When retailers think about improving their sales numbers and generating more profits, they may not always consider one of the most important elements that contributes to retail success – an engaged workforce. Here, our SVP of retail John Orr discusses how retailers can benefit from focusing on better employee engagement.
When most retail companies think about improving their sales numbers and generating more profits, they tend to focus on marketing promotions, sales coverage, conversion, and making the consumer experience pleasurable. They rarely consider one of the most important elements contributing to retail success – an engaged workforce. By improving their approach to human capital management, retailers can leverage strategies to better engage their people throughout the employee lifecycle, which is proven to positively impact productivity and profitability.
Retail is a high turnover industry, however, if retailers focused on better engagement, they can extend the stay of each associate and both the brand and bottom line will reap the benefits. Furthermore, Gallup’s State of the American Workplace reports that employees who are engaged are more likely to improve customer relationships, resulting in a 20% increase in sales. To develop high performers, employers must empower them.
High performance retailers know how to effectively manage their talent, while low performance organizations talk about talent management and fall victim to one or more of the following talent management myths:
1. Employees leave for the money
Some management assumes that if a worker is leaving, it's because he or she is pursuing another job that pays more. While salary is important, as Ceridian’s 2018-19 Pulse of Talent revealed, employees consider leaving for other reasons, even if they’re happy. So, what makes them stay? Our Pulse of Talent found that the top factors that keep employees engaged are benefits (most commonly cited by 30% of respondents), good compensation, relationships with colleagues, and job security.
LinkedIn’s 2019 Workforce Learning Report found that 94% of employees would stay at a company longer if it offered investment in learning opportunities. When budgets are tight, and you can’t always reward your associates financially, consider other factors in the employee experience as part of your compensation strategy.
2. Employee engagement isn’t dependent on a manager’s participation
Most people underestimate the importance of a good manager. HR execs rarely anticipate that an employee will leave a job simply because he or she can't get along with a supervisor, but it’s a huge reason why people leave. People don't leave companies – they leave managers. In fact, Gallup’s State of the American Workplace found that 50% of employees leave their jobs to get away from their managers, and Gallup’s State of the American Manager report found that managers account for as much as 70% of variance in employee engagement scores.

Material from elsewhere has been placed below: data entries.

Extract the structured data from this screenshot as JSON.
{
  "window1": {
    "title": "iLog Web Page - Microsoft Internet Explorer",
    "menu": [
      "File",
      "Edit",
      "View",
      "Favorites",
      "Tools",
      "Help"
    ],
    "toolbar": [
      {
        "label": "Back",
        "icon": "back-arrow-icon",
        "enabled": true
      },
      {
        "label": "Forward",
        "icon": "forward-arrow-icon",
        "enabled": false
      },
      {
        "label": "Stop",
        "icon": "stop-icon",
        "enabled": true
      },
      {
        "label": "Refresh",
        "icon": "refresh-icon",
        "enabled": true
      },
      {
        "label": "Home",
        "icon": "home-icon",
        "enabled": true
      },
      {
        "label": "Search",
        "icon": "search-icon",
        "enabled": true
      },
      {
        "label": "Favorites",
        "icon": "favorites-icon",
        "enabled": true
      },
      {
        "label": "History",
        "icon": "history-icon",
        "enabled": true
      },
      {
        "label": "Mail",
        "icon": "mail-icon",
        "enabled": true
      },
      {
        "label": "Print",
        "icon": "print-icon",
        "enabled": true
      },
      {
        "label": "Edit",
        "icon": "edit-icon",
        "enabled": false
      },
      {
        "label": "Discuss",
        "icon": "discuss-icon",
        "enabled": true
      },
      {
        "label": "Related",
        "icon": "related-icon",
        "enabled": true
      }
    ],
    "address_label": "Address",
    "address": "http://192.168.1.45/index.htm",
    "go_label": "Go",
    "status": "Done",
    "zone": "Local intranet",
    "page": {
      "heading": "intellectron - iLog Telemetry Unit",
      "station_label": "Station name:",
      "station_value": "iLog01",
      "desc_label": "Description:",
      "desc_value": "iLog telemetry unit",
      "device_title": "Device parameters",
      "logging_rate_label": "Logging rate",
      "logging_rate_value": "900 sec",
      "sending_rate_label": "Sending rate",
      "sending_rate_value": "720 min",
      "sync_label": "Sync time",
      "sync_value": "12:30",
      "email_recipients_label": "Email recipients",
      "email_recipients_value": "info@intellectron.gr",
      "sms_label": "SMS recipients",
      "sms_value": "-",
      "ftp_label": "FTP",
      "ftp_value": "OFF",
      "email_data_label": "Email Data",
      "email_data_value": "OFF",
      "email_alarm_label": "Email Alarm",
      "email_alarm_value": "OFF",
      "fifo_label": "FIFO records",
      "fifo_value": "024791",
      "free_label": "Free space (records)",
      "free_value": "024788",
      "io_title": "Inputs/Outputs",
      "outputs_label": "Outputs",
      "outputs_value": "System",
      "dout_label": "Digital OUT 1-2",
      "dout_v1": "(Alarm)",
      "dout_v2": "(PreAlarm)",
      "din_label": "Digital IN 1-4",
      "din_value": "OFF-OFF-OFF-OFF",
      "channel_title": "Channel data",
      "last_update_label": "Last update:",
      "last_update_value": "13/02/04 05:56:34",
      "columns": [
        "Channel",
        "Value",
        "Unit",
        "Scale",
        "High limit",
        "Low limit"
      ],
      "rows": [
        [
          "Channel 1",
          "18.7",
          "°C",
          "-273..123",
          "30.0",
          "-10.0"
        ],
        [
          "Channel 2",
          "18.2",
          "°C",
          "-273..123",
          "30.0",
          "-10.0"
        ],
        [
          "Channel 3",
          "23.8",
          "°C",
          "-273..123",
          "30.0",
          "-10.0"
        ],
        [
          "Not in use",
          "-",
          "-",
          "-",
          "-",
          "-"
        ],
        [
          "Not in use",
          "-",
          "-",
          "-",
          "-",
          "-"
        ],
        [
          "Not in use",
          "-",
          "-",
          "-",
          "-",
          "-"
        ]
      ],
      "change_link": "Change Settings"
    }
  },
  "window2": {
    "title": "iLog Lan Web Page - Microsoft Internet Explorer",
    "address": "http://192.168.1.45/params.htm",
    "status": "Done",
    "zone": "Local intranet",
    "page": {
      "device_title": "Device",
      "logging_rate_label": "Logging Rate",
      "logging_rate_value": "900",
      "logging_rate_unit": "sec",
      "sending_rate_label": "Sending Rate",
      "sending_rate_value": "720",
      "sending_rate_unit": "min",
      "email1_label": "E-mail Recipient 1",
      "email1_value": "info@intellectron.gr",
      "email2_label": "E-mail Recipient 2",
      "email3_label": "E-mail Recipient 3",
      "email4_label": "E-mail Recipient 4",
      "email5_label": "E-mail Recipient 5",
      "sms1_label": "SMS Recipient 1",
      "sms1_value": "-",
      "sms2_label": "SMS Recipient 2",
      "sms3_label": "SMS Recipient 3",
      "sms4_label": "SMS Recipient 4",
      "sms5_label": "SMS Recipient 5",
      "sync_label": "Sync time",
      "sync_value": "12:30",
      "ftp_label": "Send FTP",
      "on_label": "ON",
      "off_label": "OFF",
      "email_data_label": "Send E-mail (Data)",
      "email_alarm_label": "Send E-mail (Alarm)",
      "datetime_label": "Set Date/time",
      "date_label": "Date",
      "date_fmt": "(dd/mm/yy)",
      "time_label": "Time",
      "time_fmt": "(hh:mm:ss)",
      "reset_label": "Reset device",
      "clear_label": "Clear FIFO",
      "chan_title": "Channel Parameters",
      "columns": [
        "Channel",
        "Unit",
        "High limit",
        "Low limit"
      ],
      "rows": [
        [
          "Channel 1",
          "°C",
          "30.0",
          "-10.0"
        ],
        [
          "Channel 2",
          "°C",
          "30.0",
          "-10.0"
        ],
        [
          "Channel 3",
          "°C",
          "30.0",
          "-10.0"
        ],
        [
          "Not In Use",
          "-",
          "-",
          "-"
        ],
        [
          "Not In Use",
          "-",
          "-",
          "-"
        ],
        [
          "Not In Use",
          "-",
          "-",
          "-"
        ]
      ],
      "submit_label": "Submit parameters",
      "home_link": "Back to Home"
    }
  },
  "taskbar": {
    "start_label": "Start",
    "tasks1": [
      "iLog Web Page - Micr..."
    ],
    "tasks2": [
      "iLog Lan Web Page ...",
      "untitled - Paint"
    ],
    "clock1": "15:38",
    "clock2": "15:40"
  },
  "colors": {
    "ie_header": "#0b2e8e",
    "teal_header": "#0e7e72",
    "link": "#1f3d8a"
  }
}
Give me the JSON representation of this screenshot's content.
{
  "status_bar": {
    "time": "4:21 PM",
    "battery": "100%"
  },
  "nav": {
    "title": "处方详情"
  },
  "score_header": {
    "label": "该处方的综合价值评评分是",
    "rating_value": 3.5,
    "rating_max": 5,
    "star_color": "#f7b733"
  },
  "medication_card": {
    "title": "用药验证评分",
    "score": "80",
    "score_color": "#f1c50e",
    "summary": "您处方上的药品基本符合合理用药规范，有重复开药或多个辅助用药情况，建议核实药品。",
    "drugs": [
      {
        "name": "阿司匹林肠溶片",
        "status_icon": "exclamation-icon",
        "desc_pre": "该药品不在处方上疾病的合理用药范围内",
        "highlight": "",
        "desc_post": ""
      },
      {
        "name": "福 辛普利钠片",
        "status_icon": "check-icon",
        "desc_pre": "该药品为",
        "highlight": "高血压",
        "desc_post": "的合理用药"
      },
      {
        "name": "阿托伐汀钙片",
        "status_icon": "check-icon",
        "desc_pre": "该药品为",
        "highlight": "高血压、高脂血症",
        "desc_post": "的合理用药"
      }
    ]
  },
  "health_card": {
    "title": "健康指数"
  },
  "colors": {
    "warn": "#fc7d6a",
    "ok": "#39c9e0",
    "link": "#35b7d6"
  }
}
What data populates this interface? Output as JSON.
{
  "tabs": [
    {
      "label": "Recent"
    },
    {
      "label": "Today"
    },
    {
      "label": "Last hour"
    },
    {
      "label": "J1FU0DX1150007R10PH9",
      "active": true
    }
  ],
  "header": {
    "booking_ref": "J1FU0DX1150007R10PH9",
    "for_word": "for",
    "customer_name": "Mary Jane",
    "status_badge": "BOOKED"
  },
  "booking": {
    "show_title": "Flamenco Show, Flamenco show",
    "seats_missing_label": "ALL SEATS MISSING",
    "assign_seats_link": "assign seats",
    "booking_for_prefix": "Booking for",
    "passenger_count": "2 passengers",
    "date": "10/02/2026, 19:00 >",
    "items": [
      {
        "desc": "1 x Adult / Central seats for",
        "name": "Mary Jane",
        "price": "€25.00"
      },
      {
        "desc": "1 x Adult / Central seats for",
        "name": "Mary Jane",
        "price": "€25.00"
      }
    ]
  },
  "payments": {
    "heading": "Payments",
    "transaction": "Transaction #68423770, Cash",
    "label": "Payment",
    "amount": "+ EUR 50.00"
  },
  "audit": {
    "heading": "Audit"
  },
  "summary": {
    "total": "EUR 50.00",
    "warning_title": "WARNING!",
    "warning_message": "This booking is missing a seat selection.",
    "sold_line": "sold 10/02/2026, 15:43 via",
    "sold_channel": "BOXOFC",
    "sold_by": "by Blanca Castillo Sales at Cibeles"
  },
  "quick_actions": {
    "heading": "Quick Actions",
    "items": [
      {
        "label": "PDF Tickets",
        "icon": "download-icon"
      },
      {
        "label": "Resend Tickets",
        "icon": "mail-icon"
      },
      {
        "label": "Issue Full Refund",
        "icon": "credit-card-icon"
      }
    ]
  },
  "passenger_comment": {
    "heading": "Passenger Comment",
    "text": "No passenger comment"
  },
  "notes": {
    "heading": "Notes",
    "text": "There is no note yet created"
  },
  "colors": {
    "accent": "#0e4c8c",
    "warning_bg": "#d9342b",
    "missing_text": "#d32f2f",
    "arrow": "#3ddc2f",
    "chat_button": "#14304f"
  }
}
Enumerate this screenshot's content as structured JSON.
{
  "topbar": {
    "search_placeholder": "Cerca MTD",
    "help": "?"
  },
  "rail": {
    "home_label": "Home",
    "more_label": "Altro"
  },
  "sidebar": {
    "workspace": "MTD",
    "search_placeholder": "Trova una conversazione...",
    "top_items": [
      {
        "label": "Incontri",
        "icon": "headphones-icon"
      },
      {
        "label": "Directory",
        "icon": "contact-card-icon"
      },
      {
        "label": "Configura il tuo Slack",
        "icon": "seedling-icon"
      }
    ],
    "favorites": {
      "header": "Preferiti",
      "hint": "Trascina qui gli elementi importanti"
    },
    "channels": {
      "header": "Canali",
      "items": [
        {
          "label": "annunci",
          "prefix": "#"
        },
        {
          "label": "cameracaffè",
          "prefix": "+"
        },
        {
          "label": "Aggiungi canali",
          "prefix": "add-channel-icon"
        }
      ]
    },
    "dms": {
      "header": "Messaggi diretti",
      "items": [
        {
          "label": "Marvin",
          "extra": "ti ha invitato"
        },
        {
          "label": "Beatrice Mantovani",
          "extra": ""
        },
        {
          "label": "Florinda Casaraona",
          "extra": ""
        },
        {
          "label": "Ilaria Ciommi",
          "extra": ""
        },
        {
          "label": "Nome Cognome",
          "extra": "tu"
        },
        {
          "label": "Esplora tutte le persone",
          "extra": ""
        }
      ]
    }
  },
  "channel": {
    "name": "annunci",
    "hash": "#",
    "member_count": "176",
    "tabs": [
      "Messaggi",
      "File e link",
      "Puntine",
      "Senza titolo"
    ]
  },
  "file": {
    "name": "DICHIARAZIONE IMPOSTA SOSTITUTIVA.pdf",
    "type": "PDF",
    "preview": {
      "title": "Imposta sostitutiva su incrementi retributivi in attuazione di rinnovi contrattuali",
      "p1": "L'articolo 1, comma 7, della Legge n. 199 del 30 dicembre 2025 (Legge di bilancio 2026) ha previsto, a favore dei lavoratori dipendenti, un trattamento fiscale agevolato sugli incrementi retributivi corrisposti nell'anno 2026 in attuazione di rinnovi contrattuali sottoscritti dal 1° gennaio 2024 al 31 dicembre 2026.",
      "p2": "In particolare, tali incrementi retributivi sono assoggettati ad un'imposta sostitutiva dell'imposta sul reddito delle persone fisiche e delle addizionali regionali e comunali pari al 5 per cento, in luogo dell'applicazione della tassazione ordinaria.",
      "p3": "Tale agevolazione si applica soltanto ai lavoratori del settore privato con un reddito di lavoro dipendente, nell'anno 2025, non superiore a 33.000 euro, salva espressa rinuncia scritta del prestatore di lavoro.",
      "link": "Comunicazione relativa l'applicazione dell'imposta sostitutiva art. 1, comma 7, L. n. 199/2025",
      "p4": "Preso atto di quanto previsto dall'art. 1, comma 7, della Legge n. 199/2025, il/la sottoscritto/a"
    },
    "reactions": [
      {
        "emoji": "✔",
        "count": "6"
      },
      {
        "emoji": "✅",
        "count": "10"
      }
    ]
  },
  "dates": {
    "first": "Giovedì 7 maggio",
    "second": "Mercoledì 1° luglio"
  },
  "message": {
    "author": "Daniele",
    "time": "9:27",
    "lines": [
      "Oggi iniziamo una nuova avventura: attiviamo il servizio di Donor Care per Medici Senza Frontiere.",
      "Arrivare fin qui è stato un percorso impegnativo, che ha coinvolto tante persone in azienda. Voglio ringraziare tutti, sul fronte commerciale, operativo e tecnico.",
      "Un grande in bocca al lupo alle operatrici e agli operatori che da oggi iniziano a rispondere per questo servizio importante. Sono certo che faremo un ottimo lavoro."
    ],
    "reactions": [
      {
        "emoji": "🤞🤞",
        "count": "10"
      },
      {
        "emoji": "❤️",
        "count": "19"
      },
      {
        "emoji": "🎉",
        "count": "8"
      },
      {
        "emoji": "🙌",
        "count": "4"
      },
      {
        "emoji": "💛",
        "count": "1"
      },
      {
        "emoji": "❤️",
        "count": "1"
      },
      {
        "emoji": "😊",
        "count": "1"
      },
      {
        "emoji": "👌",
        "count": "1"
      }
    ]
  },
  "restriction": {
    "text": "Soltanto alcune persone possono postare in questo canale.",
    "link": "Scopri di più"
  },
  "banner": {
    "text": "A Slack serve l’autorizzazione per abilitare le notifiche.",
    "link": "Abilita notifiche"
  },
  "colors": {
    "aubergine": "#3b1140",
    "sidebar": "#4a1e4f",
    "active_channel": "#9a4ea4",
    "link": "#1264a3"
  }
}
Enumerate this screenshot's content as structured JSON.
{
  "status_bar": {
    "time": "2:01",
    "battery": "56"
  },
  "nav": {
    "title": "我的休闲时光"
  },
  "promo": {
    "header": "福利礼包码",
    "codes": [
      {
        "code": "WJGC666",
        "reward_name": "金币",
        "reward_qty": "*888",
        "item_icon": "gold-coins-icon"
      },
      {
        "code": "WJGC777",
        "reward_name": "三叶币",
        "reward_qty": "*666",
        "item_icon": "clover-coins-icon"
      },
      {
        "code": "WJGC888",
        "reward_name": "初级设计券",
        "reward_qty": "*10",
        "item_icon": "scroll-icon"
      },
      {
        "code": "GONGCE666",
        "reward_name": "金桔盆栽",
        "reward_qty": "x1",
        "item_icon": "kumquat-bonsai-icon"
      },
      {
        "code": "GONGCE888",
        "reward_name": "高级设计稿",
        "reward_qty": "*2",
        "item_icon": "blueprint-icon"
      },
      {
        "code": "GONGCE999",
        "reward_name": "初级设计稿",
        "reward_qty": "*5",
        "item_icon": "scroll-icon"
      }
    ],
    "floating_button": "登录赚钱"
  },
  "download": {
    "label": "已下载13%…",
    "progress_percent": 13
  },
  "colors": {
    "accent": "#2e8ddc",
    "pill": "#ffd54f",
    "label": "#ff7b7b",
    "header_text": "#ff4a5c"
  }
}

Yet companies often fail to hold managers accountable for turnover problems. The best organizations equip managers with technology and training, so they can focus less on transactional aspects of management, and more on inspiring and motivating their employees.
3. Too much training can be a bad thing
Some companies are afraid of training their employees too much. They fear that if they give their workers too many professional skills, they will quit their jobs and use those skills elsewhere for more money. This isn't usually the case – often employees gain peace of mind when they acquire new skills. According to Deloitte, “research shows that retailers that place high value on talent by investing in improved training and development will likely attract and retain the type of talent needed to remain competitive.”
4. Retention is pointless
Some companies have a philosophy that in retail, there's no point in focusing on retention because workers are going to quit, and they can't fight it. But it’s this mindset, and thinking of retail associates as expendable or simply a cost center, that negatively impacts employee engagement and drives business costs up. Every departing worker costs a lot of time and money to replace, and companies should focus on reducing these expenses. There are also soft costs associated with turnover, including cultural impact and lower productivity.
By investing in hiring and keeping top-performing retail associates, you’re also investing in delivering superior customer service and face-to-face relationship building with customers. As Tom Stockham, CEO of omnichannel advocacy management platform ExpertVoice, said in this CNBC article, retailers that treat their employees as more than just an expense on a balance sheet tend to have higher retention rates, higher sales per square foot, and lower store return rates.
5. Branding equals advertising
What is employer branding? According to some, it's nothing more than an advertising message or a catchphrase to promote working for a company. In reality, it's much more. The company brand comes from the experience the employees have working for the company. Behaviors are a function of the environment and systems that support it.
As a result, a well-engaged employee will extend that same mindset to the customer for a better experience, and will spend his or her discretionary efforts promoting their employer in their own community and social networks.